Where a line in the listing below holds the word "price", count that line; give the total alone.

**EXERCISE MATERIALS**

BEGIN

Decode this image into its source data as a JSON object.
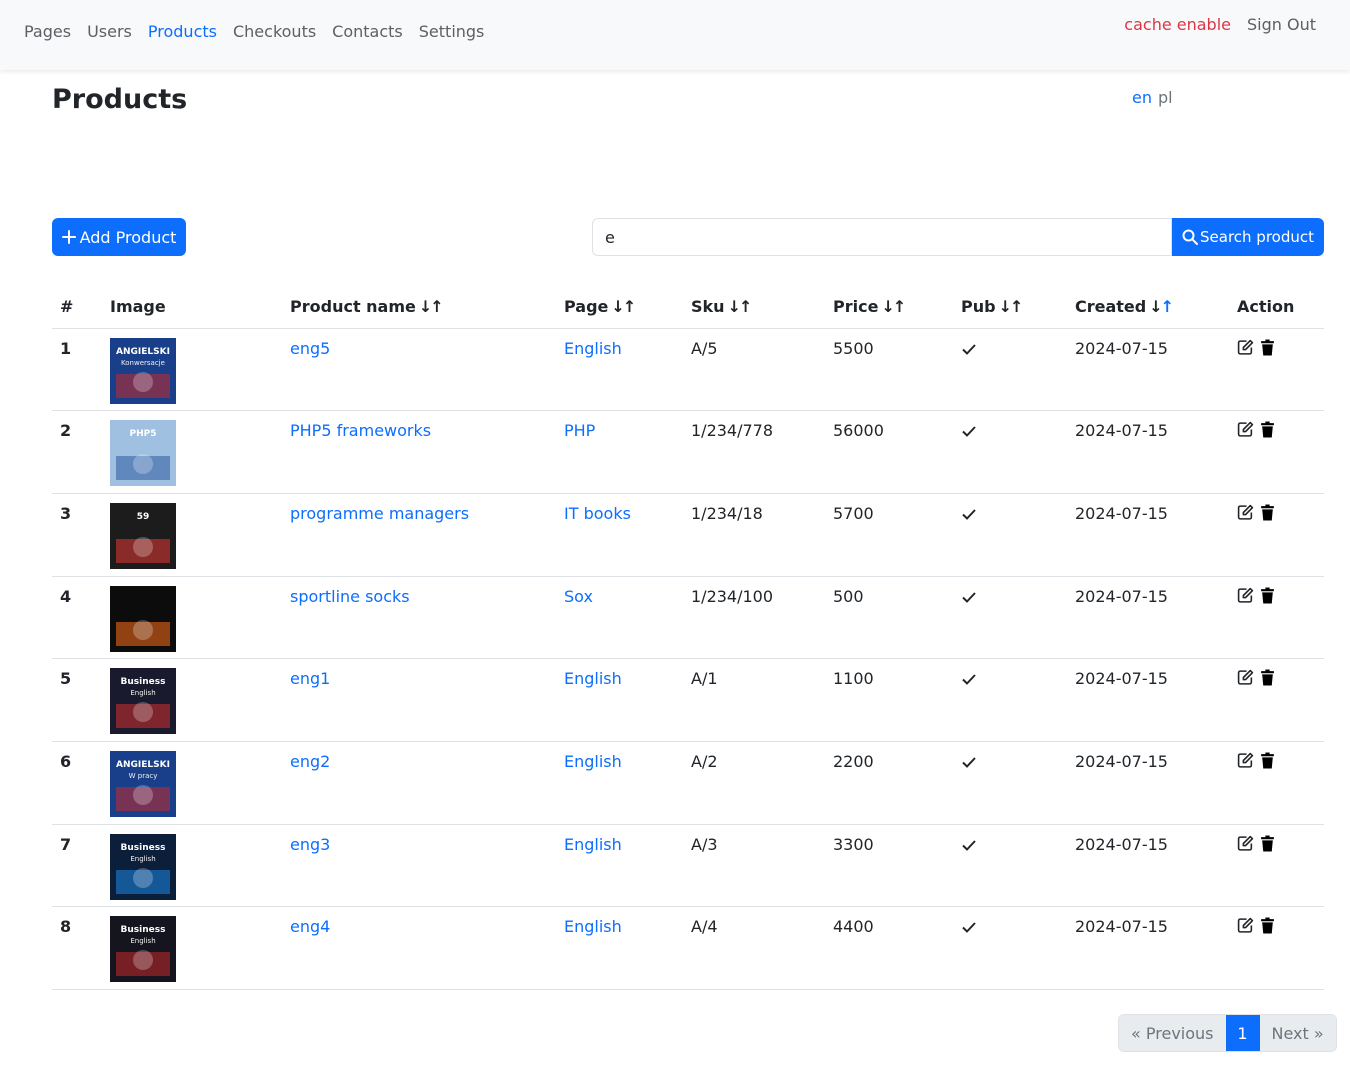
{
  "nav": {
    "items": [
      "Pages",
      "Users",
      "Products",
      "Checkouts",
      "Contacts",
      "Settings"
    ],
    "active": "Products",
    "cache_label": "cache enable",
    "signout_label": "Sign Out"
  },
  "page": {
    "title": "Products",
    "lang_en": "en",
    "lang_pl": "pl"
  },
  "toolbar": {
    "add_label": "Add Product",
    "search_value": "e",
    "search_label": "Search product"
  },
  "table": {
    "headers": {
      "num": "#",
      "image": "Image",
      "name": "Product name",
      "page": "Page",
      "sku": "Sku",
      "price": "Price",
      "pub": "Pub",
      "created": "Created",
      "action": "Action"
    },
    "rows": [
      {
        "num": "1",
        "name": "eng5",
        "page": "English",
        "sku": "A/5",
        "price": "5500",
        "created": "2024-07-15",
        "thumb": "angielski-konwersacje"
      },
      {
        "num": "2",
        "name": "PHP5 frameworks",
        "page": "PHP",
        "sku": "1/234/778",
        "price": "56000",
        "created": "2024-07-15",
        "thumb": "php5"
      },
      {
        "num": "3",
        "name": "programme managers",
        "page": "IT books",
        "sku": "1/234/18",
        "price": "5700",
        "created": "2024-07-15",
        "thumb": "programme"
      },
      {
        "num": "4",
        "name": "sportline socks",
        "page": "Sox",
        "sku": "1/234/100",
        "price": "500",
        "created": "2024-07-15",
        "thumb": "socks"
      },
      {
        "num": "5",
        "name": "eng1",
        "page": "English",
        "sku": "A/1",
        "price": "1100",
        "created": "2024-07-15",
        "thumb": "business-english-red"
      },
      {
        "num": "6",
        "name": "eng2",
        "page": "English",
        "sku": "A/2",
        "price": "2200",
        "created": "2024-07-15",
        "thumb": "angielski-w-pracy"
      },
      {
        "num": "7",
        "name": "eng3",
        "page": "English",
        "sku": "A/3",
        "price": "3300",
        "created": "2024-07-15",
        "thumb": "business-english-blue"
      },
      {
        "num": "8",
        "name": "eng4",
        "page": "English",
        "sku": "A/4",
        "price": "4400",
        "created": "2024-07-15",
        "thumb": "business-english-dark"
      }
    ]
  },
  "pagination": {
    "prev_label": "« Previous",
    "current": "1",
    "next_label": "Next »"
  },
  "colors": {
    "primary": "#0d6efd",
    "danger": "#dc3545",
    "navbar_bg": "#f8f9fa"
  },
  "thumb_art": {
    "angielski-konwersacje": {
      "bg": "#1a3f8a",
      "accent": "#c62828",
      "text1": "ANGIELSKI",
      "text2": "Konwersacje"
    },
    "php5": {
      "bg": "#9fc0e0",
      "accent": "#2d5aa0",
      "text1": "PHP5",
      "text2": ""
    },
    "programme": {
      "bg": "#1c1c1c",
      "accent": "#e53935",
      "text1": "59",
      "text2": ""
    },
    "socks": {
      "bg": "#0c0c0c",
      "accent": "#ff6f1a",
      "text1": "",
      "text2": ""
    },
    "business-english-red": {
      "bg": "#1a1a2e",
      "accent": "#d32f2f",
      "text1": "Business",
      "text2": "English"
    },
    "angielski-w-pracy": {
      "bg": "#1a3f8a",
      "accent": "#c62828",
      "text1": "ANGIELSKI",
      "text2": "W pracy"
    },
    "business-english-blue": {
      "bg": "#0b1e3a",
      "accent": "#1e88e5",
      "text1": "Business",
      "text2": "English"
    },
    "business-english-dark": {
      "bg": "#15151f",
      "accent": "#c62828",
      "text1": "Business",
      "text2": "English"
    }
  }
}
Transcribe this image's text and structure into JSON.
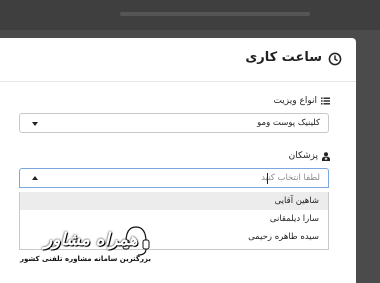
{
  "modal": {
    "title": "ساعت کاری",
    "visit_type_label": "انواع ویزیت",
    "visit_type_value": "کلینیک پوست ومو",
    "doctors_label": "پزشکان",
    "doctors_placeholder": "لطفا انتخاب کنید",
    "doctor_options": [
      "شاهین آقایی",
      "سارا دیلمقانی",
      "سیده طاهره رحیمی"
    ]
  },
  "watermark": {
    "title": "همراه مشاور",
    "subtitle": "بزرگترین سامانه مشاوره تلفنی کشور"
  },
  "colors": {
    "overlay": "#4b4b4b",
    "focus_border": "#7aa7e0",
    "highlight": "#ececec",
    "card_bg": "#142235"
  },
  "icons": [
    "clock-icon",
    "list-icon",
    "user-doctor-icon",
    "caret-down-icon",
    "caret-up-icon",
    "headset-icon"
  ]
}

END

**SOLUTION**
9